The other day Fran Ridge who hosts the NICAP web site, posted the following to members of the list:
I just wanted to ask all of you if you consider the ACTUAL Shulgen memo as indicative of Roswell knowledge.
3. Items of Construction
a. Type of material, whether metal, ferrous, non-ferrous, or non-metallic.
b. Composite or sandwich construction utilizing various combinations of metals, plastics, and perhaps balsa wood.
c. Unusual fabrication methods to achieve extreme light weight and structural stability particularly in connection with great capacity for fuel storage.
It is a complicated question and one that caused me a lot of thought. For example, why would this mention balsa wood? It is not a suitable material for constructing aircraft, except for models. It is light weight but not very strong. Why would they
include it in a list of materials used in the
construction of any aircraft expect for some small, internal components though
I can’t think of any them.
For the first part, the question about the type of material seems to be straight forward and we all know that metals, both ferrous and non-ferrous have been used in the construction of aircraft. Plastics, wood, and other material have also been used. Aircraft from the early days were often had a wooden frame covered with canvas or other clothe-like materials and then painted. By the time of the Schulgen memo (Schulgen was a brigadier general who had an interest in flying disks and was responsible for an early staff study of them that results in the Twining letter), aircraft were mostly metal and far more powerful and complex than those from the beginning of flight.

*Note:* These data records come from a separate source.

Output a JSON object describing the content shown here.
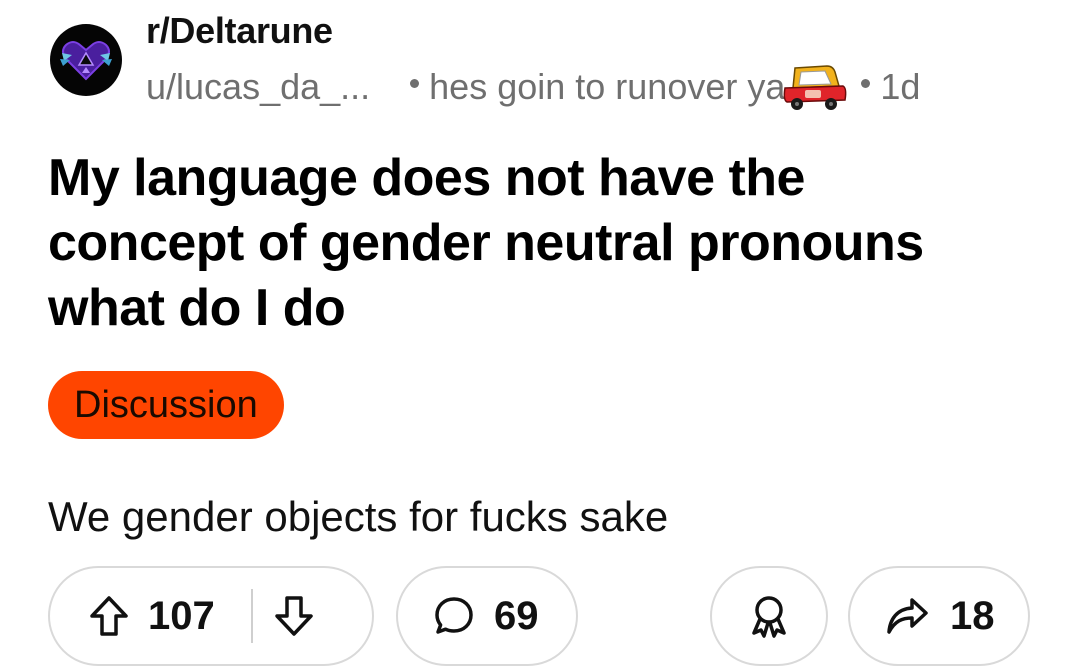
{
  "post": {
    "subreddit": "r/Deltarune",
    "author": "u/lucas_da_...",
    "author_flair_text": "hes goin to runover ya",
    "author_flair_emoji": "toy-car-icon",
    "age": "1d",
    "title": "My language does not have the concept of gender neutral pronouns what do I do",
    "post_flair": "Discussion",
    "body": "We gender objects for fucks sake"
  },
  "actions": {
    "upvotes": "107",
    "comments": "69",
    "shares": "18"
  },
  "icons": {
    "subreddit_avatar": "delta-heart-emblem-icon",
    "upvote": "arrow-up-icon",
    "downvote": "arrow-down-icon",
    "comment": "speech-bubble-icon",
    "award": "award-ribbon-icon",
    "share": "share-arrow-icon"
  },
  "colors": {
    "flair_background": "#ff4500",
    "meta_text": "#6f6f6f",
    "pill_border": "#d9d9d9",
    "avatar_background": "#050505",
    "emblem_accent": "#7b3fe4"
  }
}
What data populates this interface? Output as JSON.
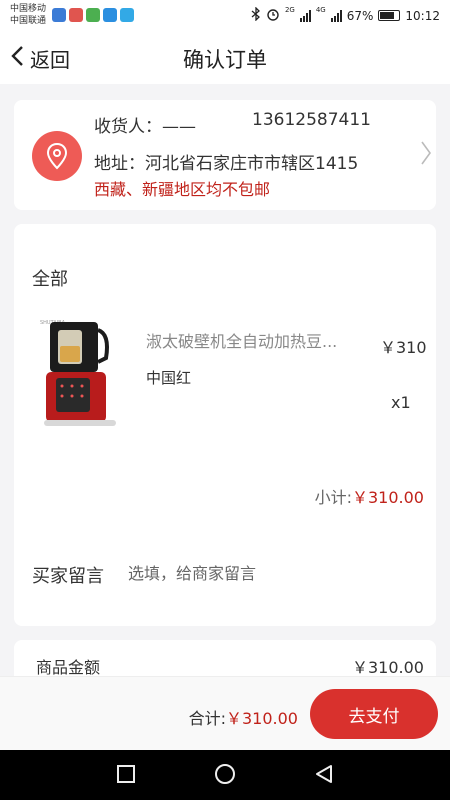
{
  "status_bar": {
    "carrier_1": "中国移动",
    "carrier_2": "中国联通",
    "network_1": "2G",
    "network_2": "4G",
    "battery": "67%",
    "time": "10:12"
  },
  "header": {
    "back_label": "返回",
    "title": "确认订单"
  },
  "address": {
    "receiver": "收货人：——",
    "phone": "13612587411",
    "address": "地址：河北省石家庄市市辖区1415",
    "notice": "西藏、新疆地区均不包邮"
  },
  "order": {
    "group_label": "全部",
    "product": {
      "name": "淑太破壁机全自动加热豆...",
      "price": "￥310",
      "variant": "中国红",
      "quantity": "x1"
    },
    "subtotal_label": "小计:",
    "subtotal_value": "￥310.00",
    "message_label": "买家留言",
    "message_placeholder": "选填，给商家留言"
  },
  "summary": {
    "goods_amount_label": "商品金额",
    "goods_amount_value": "￥310.00"
  },
  "footer": {
    "total_label": "合计:",
    "total_value": "￥310.00",
    "pay_label": "去支付"
  },
  "colors": {
    "accent": "#d9312d",
    "price_red": "#c0221a",
    "location_icon_bg": "#ee5b56"
  }
}
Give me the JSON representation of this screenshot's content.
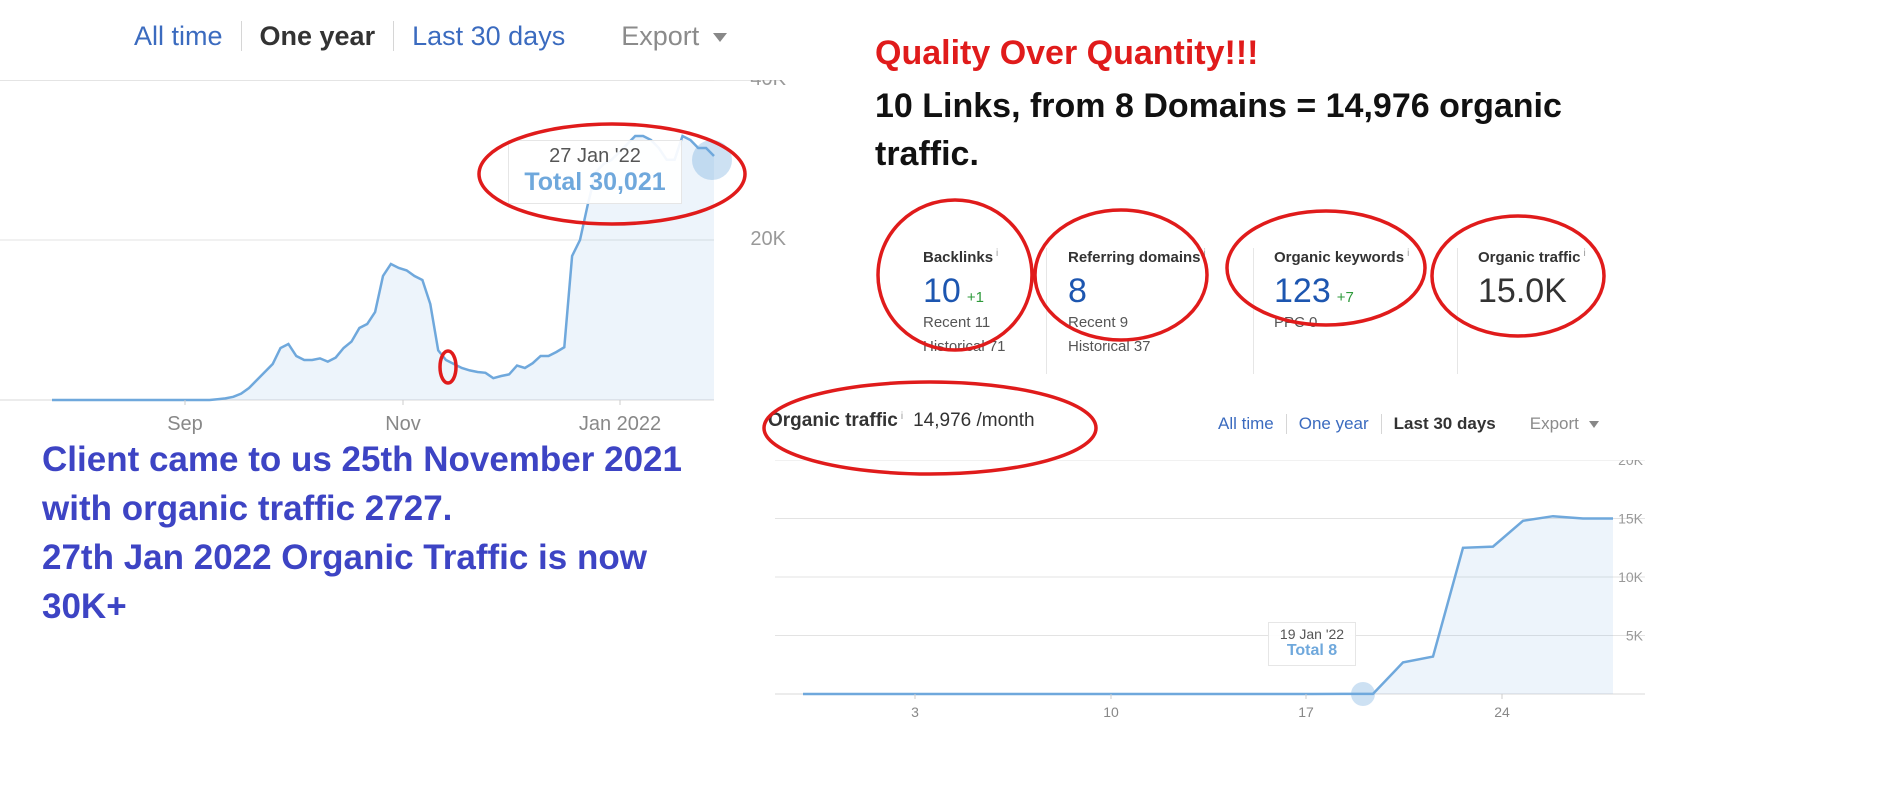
{
  "left_tabs": {
    "all_time": "All time",
    "one_year": "One year",
    "last_30_days": "Last 30 days",
    "export": "Export"
  },
  "left_tooltip": {
    "date": "27 Jan '22",
    "total": "Total 30,021"
  },
  "headline": {
    "red": "Quality Over Quantity!!!",
    "black": "10 Links, from 8 Domains = 14,976 organic traffic."
  },
  "metrics": [
    {
      "label": "Backlinks",
      "info": "i",
      "value": "10",
      "delta": "+1",
      "sub1": "Recent 11",
      "sub2": "Historical 71"
    },
    {
      "label": "Referring domains",
      "info": "i",
      "value": "8",
      "delta": "",
      "sub1": "Recent 9",
      "sub2": "Historical 37"
    },
    {
      "label": "Organic keywords",
      "info": "i",
      "value": "123",
      "delta": "+7",
      "sub1": "PPC 0",
      "sub2": ""
    },
    {
      "label": "Organic traffic",
      "info": "i",
      "value": "15.0K",
      "delta": "",
      "sub1": "",
      "sub2": ""
    }
  ],
  "organic_traffic_header": {
    "label": "Organic traffic",
    "info": "i",
    "value": "14,976 /month"
  },
  "right_tabs": {
    "all_time": "All time",
    "one_year": "One year",
    "last_30_days": "Last 30 days",
    "export": "Export"
  },
  "right_tooltip": {
    "date": "19 Jan '22",
    "total": "Total 8"
  },
  "caption": {
    "line1": "Client came to us 25th November 2021",
    "line2": "with organic traffic 2727.",
    "line3": "27th Jan 2022  Organic Traffic is now",
    "line4": "30K+"
  },
  "colors": {
    "accent_blue": "#3b6bbf",
    "line_blue": "#6fa8dc",
    "annotation_red": "#e01b1b",
    "caption_blue": "#3d44c4",
    "delta_green": "#2e9a3b"
  },
  "chart_data": [
    {
      "type": "area",
      "x_ticks": [
        "Sep",
        "Nov",
        "Jan 2022"
      ],
      "y_ticks": [
        "20K",
        "40K"
      ],
      "ylim": [
        0,
        40000
      ],
      "grid": true,
      "series": [
        {
          "values": [
            0,
            0,
            0,
            0,
            0,
            0,
            0,
            0,
            0,
            0,
            0,
            0,
            0,
            0,
            0,
            0,
            0,
            0,
            0,
            0,
            0,
            100,
            200,
            400,
            800,
            1500,
            2500,
            3500,
            4500,
            6500,
            7000,
            5500,
            5000,
            5000,
            5200,
            4800,
            5300,
            6500,
            7300,
            9000,
            9500,
            11000,
            15500,
            17000,
            16500,
            16200,
            15500,
            15000,
            12000,
            6200,
            5000,
            4500,
            4000,
            3700,
            3500,
            3400,
            2727,
            3000,
            3200,
            4300,
            4000,
            4600,
            5500,
            5500,
            6000,
            6600,
            18000,
            20000,
            24500,
            28500,
            29500,
            30021,
            31000,
            32000,
            33000,
            33000,
            32500,
            31500,
            30021,
            30021,
            33000,
            32500,
            31500,
            31500,
            30500
          ]
        }
      ]
    },
    {
      "type": "area",
      "x_ticks": [
        "3",
        "10",
        "17",
        "24"
      ],
      "y_ticks": [
        "5K",
        "10K",
        "15K",
        "20K"
      ],
      "ylim": [
        0,
        20000
      ],
      "grid": true,
      "series": [
        {
          "values": [
            0,
            0,
            0,
            0,
            0,
            0,
            0,
            0,
            0,
            0,
            0,
            0,
            0,
            0,
            0,
            0,
            0,
            0,
            8,
            8,
            2700,
            3200,
            12500,
            12600,
            14800,
            15200,
            15000,
            15000
          ]
        }
      ]
    }
  ]
}
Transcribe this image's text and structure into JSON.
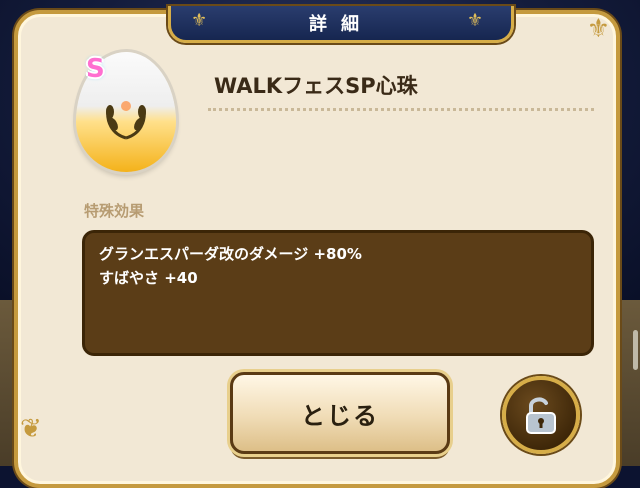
{
  "dialog": {
    "title": "詳細",
    "item_name": "WALKフェスSP心珠",
    "rank": "S",
    "effect_label": "特殊効果",
    "effects": [
      "グランエスパーダ改のダメージ +80%",
      "すばやさ +40"
    ],
    "close_label": "とじる"
  },
  "icons": {
    "item": "egg-heart-orb-icon",
    "lock": "unlocked-padlock-icon"
  },
  "colors": {
    "panel_bg": "#f2e8d5",
    "gold_border": "#c59a3e",
    "effect_box": "#5b3d17",
    "title_tab": "#1e3060"
  }
}
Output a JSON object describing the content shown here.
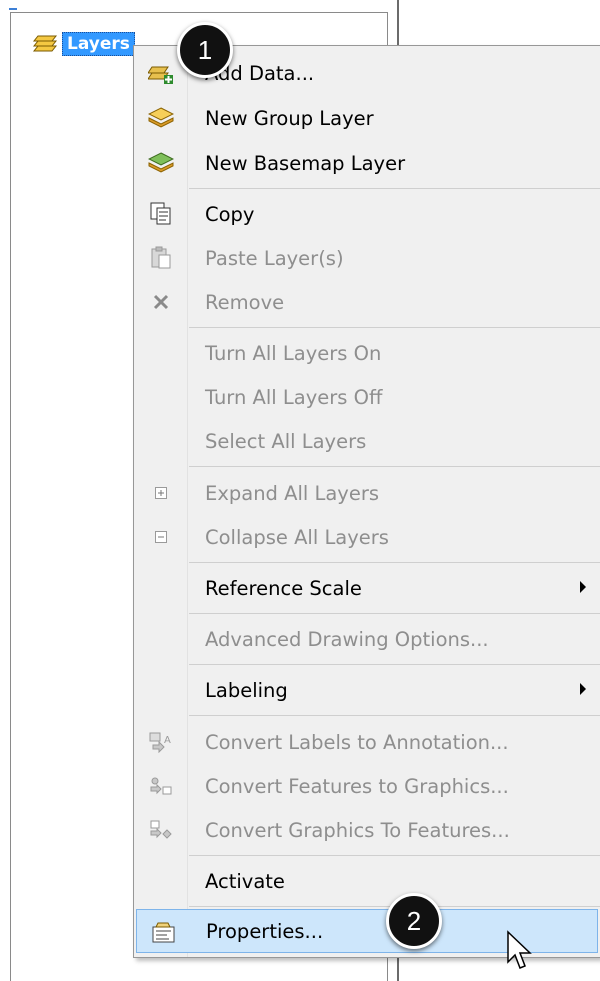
{
  "toc": {
    "root_label": "Layers"
  },
  "menu": {
    "items": [
      {
        "label": "Add Data...",
        "icon": "add-data-icon",
        "enabled": true,
        "submenu": false
      },
      {
        "label": "New Group Layer",
        "icon": "group-layer-icon",
        "enabled": true,
        "submenu": false
      },
      {
        "label": "New Basemap Layer",
        "icon": "basemap-layer-icon",
        "enabled": true,
        "submenu": false
      },
      {
        "label": "Copy",
        "icon": "copy-icon",
        "enabled": true,
        "submenu": false
      },
      {
        "label": "Paste Layer(s)",
        "icon": "paste-icon",
        "enabled": false,
        "submenu": false
      },
      {
        "label": "Remove",
        "icon": "remove-icon",
        "enabled": false,
        "submenu": false
      },
      {
        "label": "Turn All Layers On",
        "icon": "",
        "enabled": false,
        "submenu": false
      },
      {
        "label": "Turn All Layers Off",
        "icon": "",
        "enabled": false,
        "submenu": false
      },
      {
        "label": "Select All Layers",
        "icon": "",
        "enabled": false,
        "submenu": false
      },
      {
        "label": "Expand All Layers",
        "icon": "expand-icon",
        "enabled": false,
        "submenu": false
      },
      {
        "label": "Collapse All Layers",
        "icon": "collapse-icon",
        "enabled": false,
        "submenu": false
      },
      {
        "label": "Reference Scale",
        "icon": "",
        "enabled": true,
        "submenu": true
      },
      {
        "label": "Advanced Drawing Options...",
        "icon": "",
        "enabled": false,
        "submenu": false
      },
      {
        "label": "Labeling",
        "icon": "",
        "enabled": true,
        "submenu": true
      },
      {
        "label": "Convert Labels to Annotation...",
        "icon": "convert-labels-icon",
        "enabled": false,
        "submenu": false
      },
      {
        "label": "Convert Features to Graphics...",
        "icon": "convert-features-icon",
        "enabled": false,
        "submenu": false
      },
      {
        "label": "Convert Graphics To Features...",
        "icon": "convert-graphics-icon",
        "enabled": false,
        "submenu": false
      },
      {
        "label": "Activate",
        "icon": "",
        "enabled": true,
        "submenu": false
      },
      {
        "label": "Properties...",
        "icon": "properties-icon",
        "enabled": true,
        "submenu": false,
        "highlighted": true
      }
    ]
  },
  "callouts": {
    "first": "1",
    "second": "2"
  },
  "colors": {
    "selection": "#3399ff",
    "menu_bg": "#f0f0f0",
    "highlight_bg": "#cde6fb",
    "highlight_border": "#7eb4ea",
    "disabled_text": "#8e8e8e"
  }
}
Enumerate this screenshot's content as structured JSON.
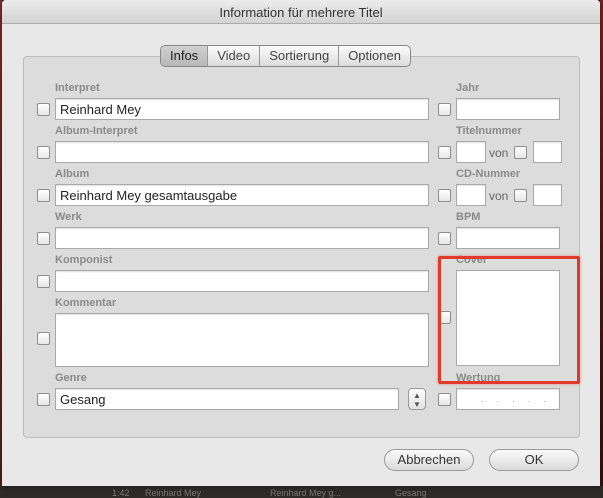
{
  "window": {
    "title": "Information für mehrere Titel"
  },
  "tabs": [
    "Infos",
    "Video",
    "Sortierung",
    "Optionen"
  ],
  "fields": {
    "interpret": {
      "label": "Interpret",
      "value": "Reinhard Mey"
    },
    "album_interpret": {
      "label": "Album-Interpret",
      "value": ""
    },
    "album": {
      "label": "Album",
      "value": "Reinhard Mey gesamtausgabe"
    },
    "werk": {
      "label": "Werk",
      "value": ""
    },
    "komponist": {
      "label": "Komponist",
      "value": ""
    },
    "kommentar": {
      "label": "Kommentar",
      "value": ""
    },
    "genre": {
      "label": "Genre",
      "value": "Gesang"
    },
    "jahr": {
      "label": "Jahr",
      "value": ""
    },
    "titelnummer": {
      "label": "Titelnummer",
      "value": "",
      "von_label": "von",
      "von_value": ""
    },
    "cd_nummer": {
      "label": "CD-Nummer",
      "value": "",
      "von_label": "von",
      "von_value": ""
    },
    "bpm": {
      "label": "BPM",
      "value": ""
    },
    "cover": {
      "label": "Cover"
    },
    "wertung": {
      "label": "Wertung",
      "dots": "· · · · ·"
    }
  },
  "buttons": {
    "cancel": "Abbrechen",
    "ok": "OK"
  },
  "background_list": {
    "time": "1:42",
    "artist": "Reinhard Mey",
    "album": "Reinhard Mey g...",
    "genre": "Gesang"
  },
  "colors": {
    "highlight": "#e23a2a",
    "background_window": "#8b2a2a"
  }
}
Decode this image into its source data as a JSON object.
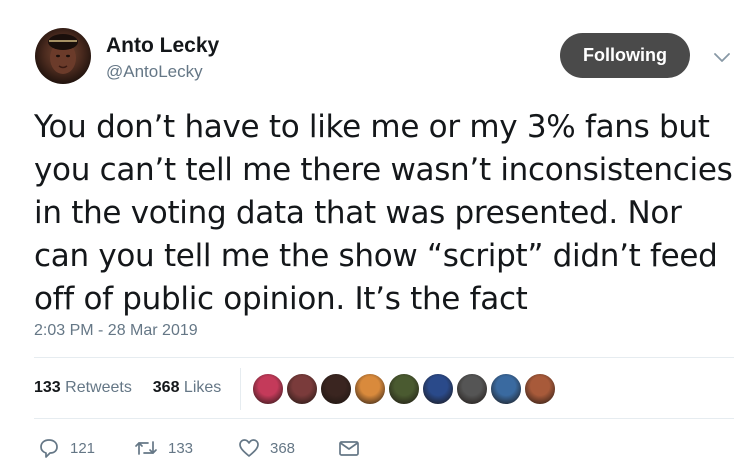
{
  "author": {
    "name": "Anto Lecky",
    "handle": "@AntoLecky"
  },
  "follow_button": {
    "label": "Following"
  },
  "tweet": {
    "text": "You don’t have to like me or my 3% fans but\nyou can’t tell me there wasn’t inconsistencies\nin the voting data that was presented. Nor\ncan you tell me the show “script” didn’t feed\noff of public opinion. It’s the fact",
    "timestamp": "2:03 PM - 28 Mar 2019"
  },
  "stats": {
    "retweets_count": "133",
    "retweets_label": "Retweets",
    "likes_count": "368",
    "likes_label": "Likes"
  },
  "likers": [
    {
      "icon": "liker-avatar",
      "color": "#c43a5a"
    },
    {
      "icon": "liker-avatar",
      "color": "#7a3b3b"
    },
    {
      "icon": "liker-avatar",
      "color": "#3a2520"
    },
    {
      "icon": "liker-avatar",
      "color": "#d98a3c"
    },
    {
      "icon": "liker-avatar",
      "color": "#4a5a30"
    },
    {
      "icon": "liker-avatar",
      "color": "#2a4a8a"
    },
    {
      "icon": "liker-avatar",
      "color": "#555555"
    },
    {
      "icon": "liker-avatar",
      "color": "#3a6aa0"
    },
    {
      "icon": "liker-avatar",
      "color": "#a85a3a"
    }
  ],
  "actions": {
    "reply_count": "121",
    "retweet_count": "133",
    "like_count": "368"
  },
  "colors": {
    "text": "#14171a",
    "secondary": "#657786",
    "button_bg": "#4a4a4a",
    "divider": "#e6ecf0"
  }
}
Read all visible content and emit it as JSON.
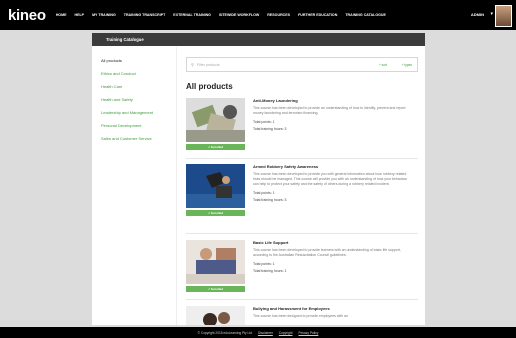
{
  "brand": {
    "logo": "kineo"
  },
  "nav": {
    "items": [
      "HOME",
      "HELP",
      "MY TRAINING",
      "TRAINING TRANSCRIPT",
      "EXTERNAL TRAINING",
      "SITEWIDE WORKFLOW",
      "RESOURCES",
      "FURTHER EDUCATION",
      "TRAINING CATALOGUE"
    ]
  },
  "user": {
    "name": "ADMIN"
  },
  "page": {
    "card_title": "Training Catalogue",
    "heading": "All products"
  },
  "sidebar": {
    "items": [
      "All products",
      "Ethics and Conduct",
      "Health Care",
      "Health and Safety",
      "Leadership and Management",
      "Personal Development",
      "Sales and Customer Service"
    ]
  },
  "search": {
    "placeholder": "Filter products",
    "sort_label": "+ sort",
    "filter_label": "+ types"
  },
  "courses": [
    {
      "title": "Anti-Money Laundering",
      "desc": "This course has been developed to provide an understanding of how to identify, prevent and report money laundering and terrorism financing.",
      "points": "Total points: 1",
      "hours": "Total training hours: 3",
      "enrol": "✓ Enrolled"
    },
    {
      "title": "Armed Robbery Safety Awareness",
      "desc": "This course has been developed to provide you with general information about how robbery related risks should be managed. This course will provide you with an understanding of how your behaviour can help to protect your safety and the safety of others during a robbery related incident.",
      "points": "Total points: 1",
      "hours": "Total training hours: 3",
      "enrol": "✓ Enrolled"
    },
    {
      "title": "Basic Life Support",
      "desc": "This course has been developed to provide learners with an understanding of basic life support, according to the Australian Resuscitation Council guidelines.",
      "points": "Total points: 1",
      "hours": "Total training hours: 1",
      "enrol": "✓ Enrolled"
    },
    {
      "title": "Bullying and Harassment for Employees",
      "desc": "This course has been designed to provide employees with an",
      "points": "",
      "hours": "",
      "enrol": ""
    }
  ],
  "footer": {
    "copyright": "© Copyright 2018 eduLearning Pty Ltd",
    "disclaimer": "Disclaimer",
    "copyright_link": "Copyright",
    "privacy": "Privacy Policy"
  }
}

When I look at the third part, about the unusual fabrication methods, I can still see this as responding to some of the information that might have been captured during the Second World War and later from some of the work done by Soviet scientists. This might be a response to what the Nazis had attempted to develop, especially in their desire to attack the United States where weight and fuel would be a real consideration.
Where I stumble is this mention of balsa wood. While the idea of composites has been around for, literally, centuries, their use in the construction of aircraft, seems to be a natural outgrowth of the search for light weight, strong materials. All of this can be seen as thinking of a terrestrial nature and need not to have been inspired by anything recovered at Roswell… that is, until we hit the balsa wood.
If the Roswell answer, or rather the recovery of debris, included balsa wood strips, and if the nature of the recovery was not immediately understood, then a question about balsa makes some sense. But then you move to the rawin targets, which did include balsa structural members and there was nothing extraordinary or secret about their use in connection with balloon flights. They were being used by weather offices all over the United States.
Everything there makes sense when looking at terrestrial craft with the exception of the balsa wood. Some of those who handled the debris recovered at Roswell commented on the light weight, strong material they held. Bill Brazel said that it was light, like balsa wood, but extremely tough and was certainly not balsa.
So, the one point that stands out here is the reference to balsa. There are a couple of reasons to include that note, one suggesting a balloon as the solution and another that suggests something very advanced. In one case, I don’t see Schulgen as including it on the list because it would be clear that it was unsuitable for any sort of manned craft. On the other hand, if we’re talking about something that was balsa like, then that might suggest a connection to Roswell.
But in the end, I don’t think this is connected directly to Roswell. The information asked for is the sort of information you would expect in such an intelligence gathering function.